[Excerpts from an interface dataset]
[Start of section]

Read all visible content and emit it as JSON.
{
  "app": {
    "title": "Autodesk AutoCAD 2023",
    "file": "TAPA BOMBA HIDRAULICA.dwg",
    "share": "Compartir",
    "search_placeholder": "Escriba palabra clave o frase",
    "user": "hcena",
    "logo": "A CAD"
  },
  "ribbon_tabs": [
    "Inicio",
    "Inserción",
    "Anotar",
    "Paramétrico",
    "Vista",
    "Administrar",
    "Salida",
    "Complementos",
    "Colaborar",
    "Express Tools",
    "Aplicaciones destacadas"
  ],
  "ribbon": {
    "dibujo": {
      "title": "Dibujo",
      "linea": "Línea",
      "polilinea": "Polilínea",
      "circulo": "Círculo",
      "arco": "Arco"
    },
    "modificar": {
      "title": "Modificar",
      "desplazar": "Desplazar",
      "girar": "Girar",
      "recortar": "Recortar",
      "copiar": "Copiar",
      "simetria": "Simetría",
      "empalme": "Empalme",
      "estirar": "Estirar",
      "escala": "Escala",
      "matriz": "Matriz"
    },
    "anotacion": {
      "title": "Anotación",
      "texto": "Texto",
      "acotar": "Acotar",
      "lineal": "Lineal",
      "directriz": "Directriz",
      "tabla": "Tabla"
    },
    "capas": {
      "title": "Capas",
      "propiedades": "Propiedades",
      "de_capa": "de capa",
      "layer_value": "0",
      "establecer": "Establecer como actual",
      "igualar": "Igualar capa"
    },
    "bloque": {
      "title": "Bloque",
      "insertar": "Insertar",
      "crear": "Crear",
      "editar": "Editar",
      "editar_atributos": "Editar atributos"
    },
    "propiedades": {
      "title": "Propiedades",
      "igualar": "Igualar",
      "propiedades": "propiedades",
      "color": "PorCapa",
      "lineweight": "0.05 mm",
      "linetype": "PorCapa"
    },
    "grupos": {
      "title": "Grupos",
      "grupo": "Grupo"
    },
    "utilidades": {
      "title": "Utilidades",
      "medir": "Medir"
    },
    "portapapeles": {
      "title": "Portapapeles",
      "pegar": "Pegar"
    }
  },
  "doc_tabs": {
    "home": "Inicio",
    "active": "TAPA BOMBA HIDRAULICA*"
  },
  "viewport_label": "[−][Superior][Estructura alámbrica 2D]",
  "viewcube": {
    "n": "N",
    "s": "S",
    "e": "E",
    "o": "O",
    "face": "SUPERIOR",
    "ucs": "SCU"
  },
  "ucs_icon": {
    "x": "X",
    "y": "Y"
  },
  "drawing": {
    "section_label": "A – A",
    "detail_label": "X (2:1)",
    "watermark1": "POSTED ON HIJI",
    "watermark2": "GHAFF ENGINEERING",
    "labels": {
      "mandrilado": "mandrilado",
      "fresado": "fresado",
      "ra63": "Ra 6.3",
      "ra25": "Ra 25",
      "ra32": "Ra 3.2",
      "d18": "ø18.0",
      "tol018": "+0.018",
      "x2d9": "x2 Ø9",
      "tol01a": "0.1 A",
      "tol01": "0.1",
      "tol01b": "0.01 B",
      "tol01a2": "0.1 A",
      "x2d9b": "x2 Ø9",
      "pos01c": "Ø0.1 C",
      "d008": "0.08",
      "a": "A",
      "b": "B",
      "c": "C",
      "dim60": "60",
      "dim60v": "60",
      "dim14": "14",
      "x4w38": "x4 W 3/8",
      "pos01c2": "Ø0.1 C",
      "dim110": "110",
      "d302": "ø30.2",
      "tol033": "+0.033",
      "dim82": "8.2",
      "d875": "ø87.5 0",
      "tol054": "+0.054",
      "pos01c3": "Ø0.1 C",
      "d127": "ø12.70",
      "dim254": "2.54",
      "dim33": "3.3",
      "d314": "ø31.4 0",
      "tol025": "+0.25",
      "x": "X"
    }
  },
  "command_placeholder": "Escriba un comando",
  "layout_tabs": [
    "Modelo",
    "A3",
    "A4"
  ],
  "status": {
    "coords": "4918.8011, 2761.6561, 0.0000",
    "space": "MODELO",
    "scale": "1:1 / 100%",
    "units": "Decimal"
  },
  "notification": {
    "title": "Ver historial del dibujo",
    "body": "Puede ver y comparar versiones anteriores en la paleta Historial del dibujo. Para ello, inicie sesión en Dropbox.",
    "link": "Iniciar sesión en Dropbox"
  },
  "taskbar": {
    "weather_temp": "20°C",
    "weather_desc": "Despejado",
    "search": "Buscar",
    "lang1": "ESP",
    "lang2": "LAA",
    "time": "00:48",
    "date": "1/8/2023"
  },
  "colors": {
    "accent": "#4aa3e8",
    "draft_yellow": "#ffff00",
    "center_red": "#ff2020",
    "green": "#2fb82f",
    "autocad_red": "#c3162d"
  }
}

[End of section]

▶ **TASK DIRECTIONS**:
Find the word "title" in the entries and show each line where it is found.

▶ **THE ANSWER**:
    "title": "Autodesk AutoCAD 2023",
      "title": "Dibujo",
      "title": "Modificar",
      "title": "Anotación",
      "title": "Capas",
      "title": "Bloque",
      "title": "Propiedades",
      "title": "Grupos",
      "title": "Utilidades",
      "title": "Portapapeles",
    "title": "Ver historial del dibujo",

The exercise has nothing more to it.